Items from a dataset:
+---+

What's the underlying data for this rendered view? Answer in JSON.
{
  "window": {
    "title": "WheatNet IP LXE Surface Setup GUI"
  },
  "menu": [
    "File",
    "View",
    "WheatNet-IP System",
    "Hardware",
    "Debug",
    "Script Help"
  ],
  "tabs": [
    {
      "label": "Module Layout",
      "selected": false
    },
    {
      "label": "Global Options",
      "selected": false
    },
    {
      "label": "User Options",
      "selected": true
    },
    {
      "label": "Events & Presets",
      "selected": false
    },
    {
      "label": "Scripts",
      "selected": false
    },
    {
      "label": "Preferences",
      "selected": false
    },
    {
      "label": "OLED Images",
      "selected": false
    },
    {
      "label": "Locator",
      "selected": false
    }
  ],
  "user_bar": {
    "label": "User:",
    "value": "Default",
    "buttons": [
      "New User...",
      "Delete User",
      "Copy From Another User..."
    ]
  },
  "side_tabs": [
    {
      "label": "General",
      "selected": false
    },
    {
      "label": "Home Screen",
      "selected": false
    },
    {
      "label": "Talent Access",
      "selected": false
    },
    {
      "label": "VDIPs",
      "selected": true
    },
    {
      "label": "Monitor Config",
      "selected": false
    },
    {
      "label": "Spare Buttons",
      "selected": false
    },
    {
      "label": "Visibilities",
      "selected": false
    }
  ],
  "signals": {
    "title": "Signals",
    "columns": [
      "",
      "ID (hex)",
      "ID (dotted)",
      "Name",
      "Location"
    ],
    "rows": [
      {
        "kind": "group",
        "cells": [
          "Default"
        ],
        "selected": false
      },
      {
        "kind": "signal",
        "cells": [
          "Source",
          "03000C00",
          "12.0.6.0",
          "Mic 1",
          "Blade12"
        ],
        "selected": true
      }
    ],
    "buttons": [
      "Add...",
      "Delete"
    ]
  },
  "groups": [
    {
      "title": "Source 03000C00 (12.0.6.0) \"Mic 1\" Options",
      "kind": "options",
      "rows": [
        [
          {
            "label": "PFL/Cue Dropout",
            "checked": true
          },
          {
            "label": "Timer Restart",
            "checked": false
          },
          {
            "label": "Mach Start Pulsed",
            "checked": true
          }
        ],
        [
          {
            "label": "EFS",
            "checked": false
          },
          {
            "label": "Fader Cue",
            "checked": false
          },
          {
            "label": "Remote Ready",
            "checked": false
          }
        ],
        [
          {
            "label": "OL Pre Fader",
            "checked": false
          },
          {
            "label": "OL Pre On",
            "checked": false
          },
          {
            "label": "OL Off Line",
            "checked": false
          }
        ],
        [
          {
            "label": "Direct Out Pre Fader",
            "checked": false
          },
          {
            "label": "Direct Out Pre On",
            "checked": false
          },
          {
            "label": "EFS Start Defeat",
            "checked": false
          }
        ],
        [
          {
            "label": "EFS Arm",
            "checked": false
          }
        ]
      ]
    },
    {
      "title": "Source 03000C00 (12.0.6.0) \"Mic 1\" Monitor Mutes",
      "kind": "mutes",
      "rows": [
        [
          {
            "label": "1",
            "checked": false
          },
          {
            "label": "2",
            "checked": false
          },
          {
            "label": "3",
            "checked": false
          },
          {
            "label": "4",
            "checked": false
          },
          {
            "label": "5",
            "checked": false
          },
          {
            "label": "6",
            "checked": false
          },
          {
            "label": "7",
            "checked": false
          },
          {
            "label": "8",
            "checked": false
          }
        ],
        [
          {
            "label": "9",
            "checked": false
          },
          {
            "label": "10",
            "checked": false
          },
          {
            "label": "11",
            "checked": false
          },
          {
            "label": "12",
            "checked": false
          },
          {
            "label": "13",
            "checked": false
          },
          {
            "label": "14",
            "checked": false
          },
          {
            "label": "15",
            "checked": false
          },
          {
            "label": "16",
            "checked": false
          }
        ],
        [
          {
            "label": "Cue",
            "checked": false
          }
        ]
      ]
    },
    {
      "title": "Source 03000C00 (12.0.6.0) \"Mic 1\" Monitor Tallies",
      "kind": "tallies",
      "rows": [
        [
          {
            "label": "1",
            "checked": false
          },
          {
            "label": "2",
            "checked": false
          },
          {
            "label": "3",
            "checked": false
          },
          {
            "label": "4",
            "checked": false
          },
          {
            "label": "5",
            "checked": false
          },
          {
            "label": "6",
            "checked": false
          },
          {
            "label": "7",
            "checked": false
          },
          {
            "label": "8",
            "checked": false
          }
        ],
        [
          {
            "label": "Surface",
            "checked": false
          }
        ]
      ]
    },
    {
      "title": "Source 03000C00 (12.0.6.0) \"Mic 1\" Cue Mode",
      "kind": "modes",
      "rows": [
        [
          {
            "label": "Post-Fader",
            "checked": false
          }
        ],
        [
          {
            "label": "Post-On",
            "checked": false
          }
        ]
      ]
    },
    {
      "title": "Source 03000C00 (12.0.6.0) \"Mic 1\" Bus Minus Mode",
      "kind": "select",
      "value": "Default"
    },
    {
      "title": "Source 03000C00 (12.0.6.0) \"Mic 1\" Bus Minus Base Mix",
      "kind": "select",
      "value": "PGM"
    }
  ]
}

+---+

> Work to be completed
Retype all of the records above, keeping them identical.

> Response
What's the underlying data for this rendered view? Answer in JSON.
{
  "window": {
    "title": "WheatNet IP LXE Surface Setup GUI"
  },
  "menu": [
    "File",
    "View",
    "WheatNet-IP System",
    "Hardware",
    "Debug",
    "Script Help"
  ],
  "tabs": [
    {
      "label": "Module Layout",
      "selected": false
    },
    {
      "label": "Global Options",
      "selected": false
    },
    {
      "label": "User Options",
      "selected": true
    },
    {
      "label": "Events & Presets",
      "selected": false
    },
    {
      "label": "Scripts",
      "selected": false
    },
    {
      "label": "Preferences",
      "selected": false
    },
    {
      "label": "OLED Images",
      "selected": false
    },
    {
      "label": "Locator",
      "selected": false
    }
  ],
  "user_bar": {
    "label": "User:",
    "value": "Default",
    "buttons": [
      "New User...",
      "Delete User",
      "Copy From Another User..."
    ]
  },
  "side_tabs": [
    {
      "label": "General",
      "selected": false
    },
    {
      "label": "Home Screen",
      "selected": false
    },
    {
      "label": "Talent Access",
      "selected": false
    },
    {
      "label": "VDIPs",
      "selected": true
    },
    {
      "label": "Monitor Config",
      "selected": false
    },
    {
      "label": "Spare Buttons",
      "selected": false
    },
    {
      "label": "Visibilities",
      "selected": false
    }
  ],
  "signals": {
    "title": "Signals",
    "columns": [
      "",
      "ID (hex)",
      "ID (dotted)",
      "Name",
      "Location"
    ],
    "rows": [
      {
        "kind": "group",
        "cells": [
          "Default"
        ],
        "selected": false
      },
      {
        "kind": "signal",
        "cells": [
          "Source",
          "03000C00",
          "12.0.6.0",
          "Mic 1",
          "Blade12"
        ],
        "selected": true
      }
    ],
    "buttons": [
      "Add...",
      "Delete"
    ]
  },
  "groups": [
    {
      "title": "Source 03000C00 (12.0.6.0) \"Mic 1\" Options",
      "kind": "options",
      "rows": [
        [
          {
            "label": "PFL/Cue Dropout",
            "checked": true
          },
          {
            "label": "Timer Restart",
            "checked": false
          },
          {
            "label": "Mach Start Pulsed",
            "checked": true
          }
        ],
        [
          {
            "label": "EFS",
            "checked": false
          },
          {
            "label": "Fader Cue",
            "checked": false
          },
          {
            "label": "Remote Ready",
            "checked": false
          }
        ],
        [
          {
            "label": "OL Pre Fader",
            "checked": false
          },
          {
            "label": "OL Pre On",
            "checked": false
          },
          {
            "label": "OL Off Line",
            "checked": false
          }
        ],
        [
          {
            "label": "Direct Out Pre Fader",
            "checked": false
          },
          {
            "label": "Direct Out Pre On",
            "checked": false
          },
          {
            "label": "EFS Start Defeat",
            "checked": false
          }
        ],
        [
          {
            "label": "EFS Arm",
            "checked": false
          }
        ]
      ]
    },
    {
      "title": "Source 03000C00 (12.0.6.0) \"Mic 1\" Monitor Mutes",
      "kind": "mutes",
      "rows": [
        [
          {
            "label": "1",
            "checked": false
          },
          {
            "label": "2",
            "checked": false
          },
          {
            "label": "3",
            "checked": false
          },
          {
            "label": "4",
            "checked": false
          },
          {
            "label": "5",
            "checked": false
          },
          {
            "label": "6",
            "checked": false
          },
          {
            "label": "7",
            "checked": false
          },
          {
            "label": "8",
            "checked": false
          }
        ],
        [
          {
            "label": "9",
            "checked": false
          },
          {
            "label": "10",
            "checked": false
          },
          {
            "label": "11",
            "checked": false
          },
          {
            "label": "12",
            "checked": false
          },
          {
            "label": "13",
            "checked": false
          },
          {
            "label": "14",
            "checked": false
          },
          {
            "label": "15",
            "checked": false
          },
          {
            "label": "16",
            "checked": false
          }
        ],
        [
          {
            "label": "Cue",
            "checked": false
          }
        ]
      ]
    },
    {
      "title": "Source 03000C00 (12.0.6.0) \"Mic 1\" Monitor Tallies",
      "kind": "tallies",
      "rows": [
        [
          {
            "label": "1",
            "checked": false
          },
          {
            "label": "2",
            "checked": false
          },
          {
            "label": "3",
            "checked": false
          },
          {
            "label": "4",
            "checked": false
          },
          {
            "label": "5",
            "checked": false
          },
          {
            "label": "6",
            "checked": false
          },
          {
            "label": "7",
            "checked": false
          },
          {
            "label": "8",
            "checked": false
          }
        ],
        [
          {
            "label": "Surface",
            "checked": false
          }
        ]
      ]
    },
    {
      "title": "Source 03000C00 (12.0.6.0) \"Mic 1\" Cue Mode",
      "kind": "modes",
      "rows": [
        [
          {
            "label": "Post-Fader",
            "checked": false
          }
        ],
        [
          {
            "label": "Post-On",
            "checked": false
          }
        ]
      ]
    },
    {
      "title": "Source 03000C00 (12.0.6.0) \"Mic 1\" Bus Minus Mode",
      "kind": "select",
      "value": "Default"
    },
    {
      "title": "Source 03000C00 (12.0.6.0) \"Mic 1\" Bus Minus Base Mix",
      "kind": "select",
      "value": "PGM"
    }
  ]
}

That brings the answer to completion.